====== Data for analysis ======

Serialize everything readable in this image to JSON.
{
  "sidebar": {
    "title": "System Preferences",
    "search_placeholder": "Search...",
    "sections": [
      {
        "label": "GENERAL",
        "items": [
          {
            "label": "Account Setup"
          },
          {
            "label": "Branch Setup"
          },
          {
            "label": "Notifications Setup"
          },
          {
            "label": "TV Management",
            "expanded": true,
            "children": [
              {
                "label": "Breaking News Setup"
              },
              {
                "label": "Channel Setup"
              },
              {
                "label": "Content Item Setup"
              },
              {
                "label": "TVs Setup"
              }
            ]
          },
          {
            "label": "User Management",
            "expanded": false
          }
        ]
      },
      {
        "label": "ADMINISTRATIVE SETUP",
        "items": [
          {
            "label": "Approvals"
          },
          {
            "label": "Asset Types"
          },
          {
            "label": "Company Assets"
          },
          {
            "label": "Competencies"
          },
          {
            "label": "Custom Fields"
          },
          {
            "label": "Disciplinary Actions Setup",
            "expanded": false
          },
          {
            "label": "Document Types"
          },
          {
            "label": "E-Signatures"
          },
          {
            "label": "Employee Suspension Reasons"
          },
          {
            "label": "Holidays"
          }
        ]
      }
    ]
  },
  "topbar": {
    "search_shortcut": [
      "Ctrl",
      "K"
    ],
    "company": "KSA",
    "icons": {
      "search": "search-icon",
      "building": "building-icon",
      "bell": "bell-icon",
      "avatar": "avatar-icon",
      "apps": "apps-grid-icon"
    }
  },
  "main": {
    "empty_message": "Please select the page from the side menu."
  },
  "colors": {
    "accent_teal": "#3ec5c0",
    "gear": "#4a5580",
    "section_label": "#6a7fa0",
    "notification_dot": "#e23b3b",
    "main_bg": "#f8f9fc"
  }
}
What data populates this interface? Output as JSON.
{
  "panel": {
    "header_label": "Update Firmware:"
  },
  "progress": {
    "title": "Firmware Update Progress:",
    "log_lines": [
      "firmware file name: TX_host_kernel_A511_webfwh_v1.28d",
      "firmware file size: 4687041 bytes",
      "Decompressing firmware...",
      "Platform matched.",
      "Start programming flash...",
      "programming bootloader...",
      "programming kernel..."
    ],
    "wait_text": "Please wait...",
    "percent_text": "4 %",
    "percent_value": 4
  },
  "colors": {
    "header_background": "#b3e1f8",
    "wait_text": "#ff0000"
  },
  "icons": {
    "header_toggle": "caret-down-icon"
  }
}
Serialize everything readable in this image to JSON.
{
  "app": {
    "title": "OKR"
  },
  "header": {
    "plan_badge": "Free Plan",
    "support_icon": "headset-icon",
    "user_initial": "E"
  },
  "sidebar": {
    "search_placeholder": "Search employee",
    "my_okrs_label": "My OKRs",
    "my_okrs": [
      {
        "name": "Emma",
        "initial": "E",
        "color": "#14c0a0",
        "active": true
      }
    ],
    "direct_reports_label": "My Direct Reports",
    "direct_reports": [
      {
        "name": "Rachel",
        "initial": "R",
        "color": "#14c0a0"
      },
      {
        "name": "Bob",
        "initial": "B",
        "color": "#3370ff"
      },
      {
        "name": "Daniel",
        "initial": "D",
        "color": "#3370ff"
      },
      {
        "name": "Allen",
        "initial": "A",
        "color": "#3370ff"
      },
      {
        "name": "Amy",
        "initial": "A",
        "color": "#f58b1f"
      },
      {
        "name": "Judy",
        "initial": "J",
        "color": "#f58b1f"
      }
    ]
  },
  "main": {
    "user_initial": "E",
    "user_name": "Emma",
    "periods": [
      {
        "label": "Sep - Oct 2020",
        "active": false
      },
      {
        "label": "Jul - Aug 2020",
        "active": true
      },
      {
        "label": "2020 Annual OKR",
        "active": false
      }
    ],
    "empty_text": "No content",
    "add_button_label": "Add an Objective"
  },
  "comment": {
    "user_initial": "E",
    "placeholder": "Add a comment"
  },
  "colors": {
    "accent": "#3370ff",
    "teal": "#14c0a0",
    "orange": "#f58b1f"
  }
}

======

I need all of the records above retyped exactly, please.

Serialize everything readable in this image to JSON.
{
  "sidebar": {
    "title": "System Preferences",
    "search_placeholder": "Search...",
    "sections": [
      {
        "label": "GENERAL",
        "items": [
          {
            "label": "Account Setup"
          },
          {
            "label": "Branch Setup"
          },
          {
            "label": "Notifications Setup"
          },
          {
            "label": "TV Management",
            "expanded": true,
            "children": [
              {
                "label": "Breaking News Setup"
              },
              {
                "label": "Channel Setup"
              },
              {
                "label": "Content Item Setup"
              },
              {
                "label": "TVs Setup"
              }
            ]
          },
          {
            "label": "User Management",
            "expanded": false
          }
        ]
      },
      {
        "label": "ADMINISTRATIVE SETUP",
        "items": [
          {
            "label": "Approvals"
          },
          {
            "label": "Asset Types"
          },
          {
            "label": "Company Assets"
          },
          {
            "label": "Competencies"
          },
          {
            "label": "Custom Fields"
          },
          {
            "label": "Disciplinary Actions Setup",
            "expanded": false
          },
          {
            "label": "Document Types"
          },
          {
            "label": "E-Signatures"
          },
          {
            "label": "Employee Suspension Reasons"
          },
          {
            "label": "Holidays"
          }
        ]
      }
    ]
  },
  "topbar": {
    "search_shortcut": [
      "Ctrl",
      "K"
    ],
    "company": "KSA",
    "icons": {
      "search": "search-icon",
      "building": "building-icon",
      "bell": "bell-icon",
      "avatar": "avatar-icon",
      "apps": "apps-grid-icon"
    }
  },
  "main": {
    "empty_message": "Please select the page from the side menu."
  },
  "colors": {
    "accent_teal": "#3ec5c0",
    "gear": "#4a5580",
    "section_label": "#6a7fa0",
    "notification_dot": "#e23b3b",
    "main_bg": "#f8f9fc"
  }
}
What data populates this interface? Output as JSON.
{
  "panel": {
    "header_label": "Update Firmware:"
  },
  "progress": {
    "title": "Firmware Update Progress:",
    "log_lines": [
      "firmware file name: TX_host_kernel_A511_webfwh_v1.28d",
      "firmware file size: 4687041 bytes",
      "Decompressing firmware...",
      "Platform matched.",
      "Start programming flash...",
      "programming bootloader...",
      "programming kernel..."
    ],
    "wait_text": "Please wait...",
    "percent_text": "4 %",
    "percent_value": 4
  },
  "colors": {
    "header_background": "#b3e1f8",
    "wait_text": "#ff0000"
  },
  "icons": {
    "header_toggle": "caret-down-icon"
  }
}
Serialize everything readable in this image to JSON.
{
  "app": {
    "title": "OKR"
  },
  "header": {
    "plan_badge": "Free Plan",
    "support_icon": "headset-icon",
    "user_initial": "E"
  },
  "sidebar": {
    "search_placeholder": "Search employee",
    "my_okrs_label": "My OKRs",
    "my_okrs": [
      {
        "name": "Emma",
        "initial": "E",
        "color": "#14c0a0",
        "active": true
      }
    ],
    "direct_reports_label": "My Direct Reports",
    "direct_reports": [
      {
        "name": "Rachel",
        "initial": "R",
        "color": "#14c0a0"
      },
      {
        "name": "Bob",
        "initial": "B",
        "color": "#3370ff"
      },
      {
        "name": "Daniel",
        "initial": "D",
        "color": "#3370ff"
      },
      {
        "name": "Allen",
        "initial": "A",
        "color": "#3370ff"
      },
      {
        "name": "Amy",
        "initial": "A",
        "color": "#f58b1f"
      },
      {
        "name": "Judy",
        "initial": "J",
        "color": "#f58b1f"
      }
    ]
  },
  "main": {
    "user_initial": "E",
    "user_name": "Emma",
    "periods": [
      {
        "label": "Sep - Oct 2020",
        "active": false
      },
      {
        "label": "Jul - Aug 2020",
        "active": true
      },
      {
        "label": "2020 Annual OKR",
        "active": false
      }
    ],
    "empty_text": "No content",
    "add_button_label": "Add an Objective"
  },
  "comment": {
    "user_initial": "E",
    "placeholder": "Add a comment"
  },
  "colors": {
    "accent": "#3370ff",
    "teal": "#14c0a0",
    "orange": "#f58b1f"
  }
}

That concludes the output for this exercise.